Cook says hopeful romantics can see when a relationship is working and when it isn't. "They're not afraid to make decisions, like break-ups, because they know it will bring them closer to the person who is actually a better fit," she explains.
Moving from one mindset to the other isn't exactly as easy as flipping a switch, because, as Cook points out, anxious attachment — and by extension, being a hopeless romantic — is a "deeply wired neural pattern." That's not to say things are entirely out of our control, though. "When we start to choose different actions, like communicating clearly rather than keeping doubts or frustrations to ourselves, we begin to have corrective experiences where we can learn that we can operate differently in our dynamics," explains Cook.
And because our patterns may be unconscious, it could also be beneficial to work with a mental health care provider, says Cook. "When we're anxious, we tend to stay with the same people and go to the same 'favorite spot' because it's comfortable and familiar to us," she adds. "Get yourself out of your comfort zone by exploring new experiences. This will help you realize your resilience and that you're more adaptable than you may presently believe."
Ultimately, becoming a hopeful romantic requires cultivating self-love and committing to self-work.

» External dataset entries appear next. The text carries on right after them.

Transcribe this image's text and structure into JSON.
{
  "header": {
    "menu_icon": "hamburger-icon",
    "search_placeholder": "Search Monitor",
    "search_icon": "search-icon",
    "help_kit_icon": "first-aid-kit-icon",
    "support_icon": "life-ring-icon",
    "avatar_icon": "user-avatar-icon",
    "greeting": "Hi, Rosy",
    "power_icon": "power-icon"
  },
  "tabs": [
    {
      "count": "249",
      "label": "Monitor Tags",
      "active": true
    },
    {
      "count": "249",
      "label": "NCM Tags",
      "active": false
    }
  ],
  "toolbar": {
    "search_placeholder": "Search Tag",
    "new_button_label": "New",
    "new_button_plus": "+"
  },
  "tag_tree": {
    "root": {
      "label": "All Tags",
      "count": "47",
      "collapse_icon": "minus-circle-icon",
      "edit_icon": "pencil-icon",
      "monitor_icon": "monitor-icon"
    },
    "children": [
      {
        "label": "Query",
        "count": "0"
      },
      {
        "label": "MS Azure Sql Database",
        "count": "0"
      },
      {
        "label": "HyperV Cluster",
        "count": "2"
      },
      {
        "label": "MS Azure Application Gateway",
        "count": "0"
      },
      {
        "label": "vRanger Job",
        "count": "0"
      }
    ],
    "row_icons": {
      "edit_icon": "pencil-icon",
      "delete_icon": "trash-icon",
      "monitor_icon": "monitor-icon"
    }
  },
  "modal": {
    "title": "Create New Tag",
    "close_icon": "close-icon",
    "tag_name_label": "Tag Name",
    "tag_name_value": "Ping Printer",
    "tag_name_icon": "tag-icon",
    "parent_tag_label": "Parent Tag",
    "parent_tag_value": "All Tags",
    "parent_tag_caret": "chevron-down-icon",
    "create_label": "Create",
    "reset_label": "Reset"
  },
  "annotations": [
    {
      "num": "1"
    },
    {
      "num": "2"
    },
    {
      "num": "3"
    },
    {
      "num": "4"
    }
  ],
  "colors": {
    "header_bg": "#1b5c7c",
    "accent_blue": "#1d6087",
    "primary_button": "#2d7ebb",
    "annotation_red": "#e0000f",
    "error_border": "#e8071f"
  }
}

While there's no harm in continuing to consume a steady diet of rom-coms and The Bachelor, setting the stage for a lasting, fulfilling partnership in your own, very real life is an inside job. As McNeil points out, "The real task for gaining confidence about our ability to find real love and experience greater personal satisfaction is to hold ourselves in esteem as someone who knows their own worth and value."